Conserve Water with Functional and Visually-Appealing Rain Barrel
If your area experiences water restrictions during dry season and drought, you are surely aware of how precious water really is. Now, would you rather wait until no water comes out from your faucet when you need it so badly? Along with news footage of sun parched lands featured in news reports, and fields and lawns around you suffer the same fate, water shortage problem is difficult to ignore, particularly if you too have invested time, money and hard work in acres of gardens.
Take action. Building a rain barrel is an easy and economical way to conserve water during periods of drought. In fact, a 1,000 square foot roof collects about 600 gallons per inch of rainfall. A rain barrel is a method used to collect and store water from roofs to water gardens, making supply of free “soft water” available for outdoor use. It has nitrogen but contains no chlorine, calcium or lime, making it ideal for flowerpots and gardens. Since lawn and water garden watering make up about 40% of the regular household water use during summer, you can save about 1,300 gallons of water using a rain barrel during peak summer months.
How to Build a Rain Barrel
Building an efficient rain barrel is easy, but some DIY home barrel could be an eyesore. Here are some useful tips in building a functional but visually appealing rain barrel for your home.
A rain barrel has 3 major components such as:
Top hole – to collect water, the top of the barrel must be cut, then insert a skimming basket. The skimmer basket is similar to those used in swimming pools and garden ponds that filter out fallen leaves and other debris. Cover the skimmer basket with fiber glass window screen to prevent disease carrying insects like mosquitoes and bugs from going into the barrel.
- Use the skimmer basket to trace template on barrel.
- Using the 1-inch spade bit, pre-drill a small hole.
- Drill inside the line, then cut out a hole following the inside line using the electric jigsaw. Upper drain – this is the plastic faucet that keeps the barrel from overflowing. Just remember to keep the faucet open.
- From the barrel’s top section, mark holes at about 2 inches. Drill the hole using 1-inch drill bit.
- Screw plastic faucet into the hole. Adjust the hole when necessary using a knife.
- Bind ¾ inch coupling threads with Teflon tape. Apply plumbing sealant then screw onto faucet inside the barrel.
Bottom drain – Attach the plastic faucet to a hose for convenient watering of your gardens and/or lawns. When not in use, keep this faucet close.
- From the bottom of the barrel, mark holes at about 2 inches, then drill a hole following the mark using 1-inch drill bit.

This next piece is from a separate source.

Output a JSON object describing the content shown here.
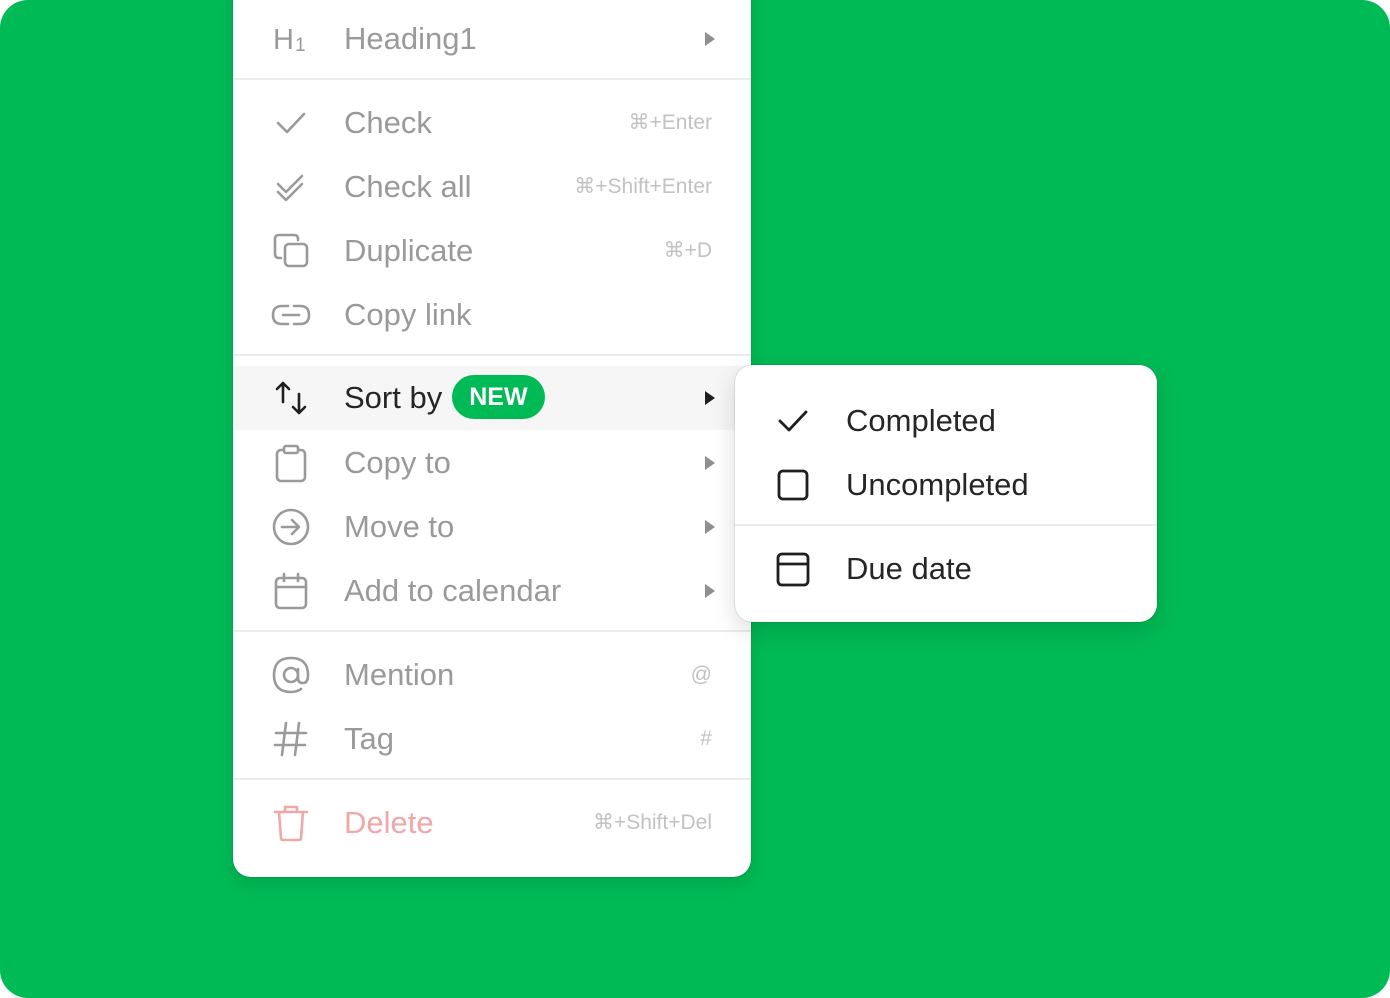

- Attach plastic faucet into the hole. You can adjust hole size using the knife.
- Take the faucet out, wrap up threads in Teflon tape then apply plumbing sealant onto threads. Replace the faucet.
- Reduce leakage by sealing the area where the barrel and faucet convene.
When attaching hoses, cut 2-inch of its section then push each end into a hose coupler then tighten the screws. The 3-inch section must be screwed onto top outflow faucet, while the 2-inch section to the bottom faucet. Elevate the rain barrel slightly by building a sturdy base. It’s recommended that the barrel sits on ground level since a full barrel can weigh up to 450 lbs. You don’t want to risk it tipping over someone. Adjust downspout and remember to keep the overflow valve open at all times.